INPUT FOR THIS TASK: Begin

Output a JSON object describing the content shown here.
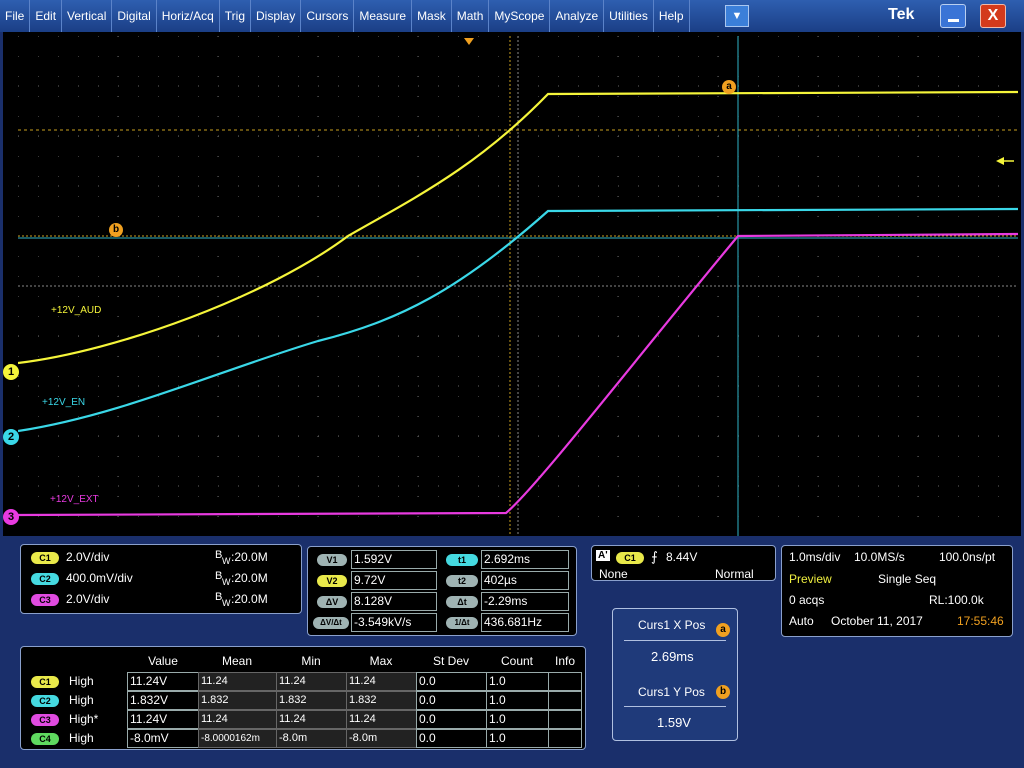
{
  "menu": [
    "File",
    "Edit",
    "Vertical",
    "Digital",
    "Horiz/Acq",
    "Trig",
    "Display",
    "Cursors",
    "Measure",
    "Mask",
    "Math",
    "MyScope",
    "Analyze",
    "Utilities",
    "Help"
  ],
  "window": {
    "brand": "Tek",
    "dropdown": "▼",
    "close": "X"
  },
  "traces": {
    "ch1": {
      "label": "+12V_AUD",
      "marker": "1",
      "color": "#f5f53a"
    },
    "ch2": {
      "label": "+12V_EN",
      "marker": "2",
      "color": "#3ad8e8"
    },
    "ch3": {
      "label": "+12V_EXT",
      "marker": "3",
      "color": "#e83ae0"
    },
    "cursor_a": "a",
    "cursor_b": "b"
  },
  "channels": [
    {
      "badge": "C1",
      "scale": "2.0V/div",
      "bw_label": "B",
      "bw_sub": "W",
      "bw": ":20.0M"
    },
    {
      "badge": "C2",
      "scale": "400.0mV/div",
      "bw_label": "B",
      "bw_sub": "W",
      "bw": ":20.0M"
    },
    {
      "badge": "C3",
      "scale": "2.0V/div",
      "bw_label": "B",
      "bw_sub": "W",
      "bw": ":20.0M"
    }
  ],
  "cursors": {
    "v1_label": "V1",
    "v1": "1.592V",
    "v2_label": "V2",
    "v2": "9.72V",
    "dv_label": "ΔV",
    "dv": "8.128V",
    "dvdt_label": "ΔV/Δt",
    "dvdt": "-3.549kV/s",
    "t1_label": "t1",
    "t1": "2.692ms",
    "t2_label": "t2",
    "t2": "402µs",
    "dt_label": "Δt",
    "dt": "-2.29ms",
    "inv_label": "1/Δt",
    "inv": "436.681Hz"
  },
  "trigger": {
    "type": "A'",
    "source": "C1",
    "slope": "⨍",
    "level": "8.44V",
    "coupling": "None",
    "mode": "Normal"
  },
  "acquisition": {
    "timebase": "1.0ms/div",
    "sample_rate": "10.0MS/s",
    "resolution": "100.0ns/pt",
    "state": "Preview",
    "run_mode": "Single Seq",
    "acqs": "0 acqs",
    "record_length": "RL:100.0k",
    "trigger_mode": "Auto",
    "date": "October 11, 2017",
    "time": "17:55:46"
  },
  "curs_readout": {
    "x_title": "Curs1 X Pos",
    "x_marker": "a",
    "x_value": "2.69ms",
    "y_title": "Curs1 Y Pos",
    "y_marker": "b",
    "y_value": "1.59V"
  },
  "measurements": {
    "headers": [
      "Value",
      "Mean",
      "Min",
      "Max",
      "St Dev",
      "Count",
      "Info"
    ],
    "rows": [
      {
        "badge": "C1",
        "name": "High",
        "value": "11.24V",
        "mean": "11.24",
        "min": "11.24",
        "max": "11.24",
        "stdev": "0.0",
        "count": "1.0",
        "info": ""
      },
      {
        "badge": "C2",
        "name": "High",
        "value": "1.832V",
        "mean": "1.832",
        "min": "1.832",
        "max": "1.832",
        "stdev": "0.0",
        "count": "1.0",
        "info": ""
      },
      {
        "badge": "C3",
        "name": "High*",
        "value": "11.24V",
        "mean": "11.24",
        "min": "11.24",
        "max": "11.24",
        "stdev": "0.0",
        "count": "1.0",
        "info": ""
      },
      {
        "badge": "C4",
        "name": "High",
        "value": "-8.0mV",
        "mean": "-8.0000162m",
        "min": "-8.0m",
        "max": "-8.0m",
        "stdev": "0.0",
        "count": "1.0",
        "info": ""
      }
    ]
  }
}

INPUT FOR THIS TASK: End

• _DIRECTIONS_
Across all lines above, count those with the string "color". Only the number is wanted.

• _RESPONSE AREA_
3